* Exercise goal
Whatever appears in the data below, copy it exactly.

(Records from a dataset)
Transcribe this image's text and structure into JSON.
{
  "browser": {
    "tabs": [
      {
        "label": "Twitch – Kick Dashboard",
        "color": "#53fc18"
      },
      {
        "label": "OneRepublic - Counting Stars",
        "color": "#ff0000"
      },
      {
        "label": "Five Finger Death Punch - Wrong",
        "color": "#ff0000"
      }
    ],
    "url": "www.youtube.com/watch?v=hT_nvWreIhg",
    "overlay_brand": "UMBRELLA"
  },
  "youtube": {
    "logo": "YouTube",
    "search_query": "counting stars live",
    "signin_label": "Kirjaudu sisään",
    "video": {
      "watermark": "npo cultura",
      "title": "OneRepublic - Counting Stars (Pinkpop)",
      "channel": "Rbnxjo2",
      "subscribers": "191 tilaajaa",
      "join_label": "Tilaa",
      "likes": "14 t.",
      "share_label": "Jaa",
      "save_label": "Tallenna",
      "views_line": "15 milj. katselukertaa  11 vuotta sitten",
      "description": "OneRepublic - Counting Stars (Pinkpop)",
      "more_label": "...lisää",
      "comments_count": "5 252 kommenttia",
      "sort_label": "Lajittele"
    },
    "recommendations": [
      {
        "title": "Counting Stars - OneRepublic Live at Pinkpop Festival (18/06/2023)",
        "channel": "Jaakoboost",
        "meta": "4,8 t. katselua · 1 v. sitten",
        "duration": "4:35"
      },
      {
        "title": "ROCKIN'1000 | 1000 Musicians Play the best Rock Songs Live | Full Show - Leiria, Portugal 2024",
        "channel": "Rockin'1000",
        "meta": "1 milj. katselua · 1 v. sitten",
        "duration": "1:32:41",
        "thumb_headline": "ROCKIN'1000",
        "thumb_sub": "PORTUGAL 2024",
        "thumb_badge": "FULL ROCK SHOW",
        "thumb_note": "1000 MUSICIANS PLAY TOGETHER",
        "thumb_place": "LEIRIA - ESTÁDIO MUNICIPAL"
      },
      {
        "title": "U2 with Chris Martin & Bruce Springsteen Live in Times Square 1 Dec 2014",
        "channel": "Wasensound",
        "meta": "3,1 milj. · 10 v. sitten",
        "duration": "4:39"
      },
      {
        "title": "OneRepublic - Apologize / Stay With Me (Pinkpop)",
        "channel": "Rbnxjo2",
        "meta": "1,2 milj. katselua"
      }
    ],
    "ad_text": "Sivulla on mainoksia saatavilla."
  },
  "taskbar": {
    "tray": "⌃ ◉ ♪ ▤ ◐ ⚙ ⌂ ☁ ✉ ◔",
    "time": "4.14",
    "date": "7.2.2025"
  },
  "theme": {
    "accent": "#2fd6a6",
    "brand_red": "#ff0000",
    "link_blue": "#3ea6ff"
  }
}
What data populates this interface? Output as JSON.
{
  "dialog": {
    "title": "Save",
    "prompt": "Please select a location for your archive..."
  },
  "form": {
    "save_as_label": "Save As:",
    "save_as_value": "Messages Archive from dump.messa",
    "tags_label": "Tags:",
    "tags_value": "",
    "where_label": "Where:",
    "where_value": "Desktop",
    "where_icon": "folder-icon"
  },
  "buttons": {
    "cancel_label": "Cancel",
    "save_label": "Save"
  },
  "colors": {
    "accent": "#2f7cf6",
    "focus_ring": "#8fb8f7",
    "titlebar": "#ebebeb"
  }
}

* Expected answer
Transcribe this image's text and structure into JSON.
{
  "browser": {
    "tabs": [
      {
        "label": "Twitch – Kick Dashboard",
        "color": "#53fc18"
      },
      {
        "label": "OneRepublic - Counting Stars",
        "color": "#ff0000"
      },
      {
        "label": "Five Finger Death Punch - Wrong",
        "color": "#ff0000"
      }
    ],
    "url": "www.youtube.com/watch?v=hT_nvWreIhg",
    "overlay_brand": "UMBRELLA"
  },
  "youtube": {
    "logo": "YouTube",
    "search_query": "counting stars live",
    "signin_label": "Kirjaudu sisään",
    "video": {
      "watermark": "npo cultura",
      "title": "OneRepublic - Counting Stars (Pinkpop)",
      "channel": "Rbnxjo2",
      "subscribers": "191 tilaajaa",
      "join_label": "Tilaa",
      "likes": "14 t.",
      "share_label": "Jaa",
      "save_label": "Tallenna",
      "views_line": "15 milj. katselukertaa  11 vuotta sitten",
      "description": "OneRepublic - Counting Stars (Pinkpop)",
      "more_label": "...lisää",
      "comments_count": "5 252 kommenttia",
      "sort_label": "Lajittele"
    },
    "recommendations": [
      {
        "title": "Counting Stars - OneRepublic Live at Pinkpop Festival (18/06/2023)",
        "channel": "Jaakoboost",
        "meta": "4,8 t. katselua · 1 v. sitten",
        "duration": "4:35"
      },
      {
        "title": "ROCKIN'1000 | 1000 Musicians Play the best Rock Songs Live | Full Show - Leiria, Portugal 2024",
        "channel": "Rockin'1000",
        "meta": "1 milj. katselua · 1 v. sitten",
        "duration": "1:32:41",
        "thumb_headline": "ROCKIN'1000",
        "thumb_sub": "PORTUGAL 2024",
        "thumb_badge": "FULL ROCK SHOW",
        "thumb_note": "1000 MUSICIANS PLAY TOGETHER",
        "thumb_place": "LEIRIA - ESTÁDIO MUNICIPAL"
      },
      {
        "title": "U2 with Chris Martin & Bruce Springsteen Live in Times Square 1 Dec 2014",
        "channel": "Wasensound",
        "meta": "3,1 milj. · 10 v. sitten",
        "duration": "4:39"
      },
      {
        "title": "OneRepublic - Apologize / Stay With Me (Pinkpop)",
        "channel": "Rbnxjo2",
        "meta": "1,2 milj. katselua"
      }
    ],
    "ad_text": "Sivulla on mainoksia saatavilla."
  },
  "taskbar": {
    "tray": "⌃ ◉ ♪ ▤ ◐ ⚙ ⌂ ☁ ✉ ◔",
    "time": "4.14",
    "date": "7.2.2025"
  },
  "theme": {
    "accent": "#2fd6a6",
    "brand_red": "#ff0000",
    "link_blue": "#3ea6ff"
  }
}
What data populates this interface? Output as JSON.
{
  "dialog": {
    "title": "Save",
    "prompt": "Please select a location for your archive..."
  },
  "form": {
    "save_as_label": "Save As:",
    "save_as_value": "Messages Archive from dump.messa",
    "tags_label": "Tags:",
    "tags_value": "",
    "where_label": "Where:",
    "where_value": "Desktop",
    "where_icon": "folder-icon"
  },
  "buttons": {
    "cancel_label": "Cancel",
    "save_label": "Save"
  },
  "colors": {
    "accent": "#2f7cf6",
    "focus_ring": "#8fb8f7",
    "titlebar": "#ebebeb"
  }
}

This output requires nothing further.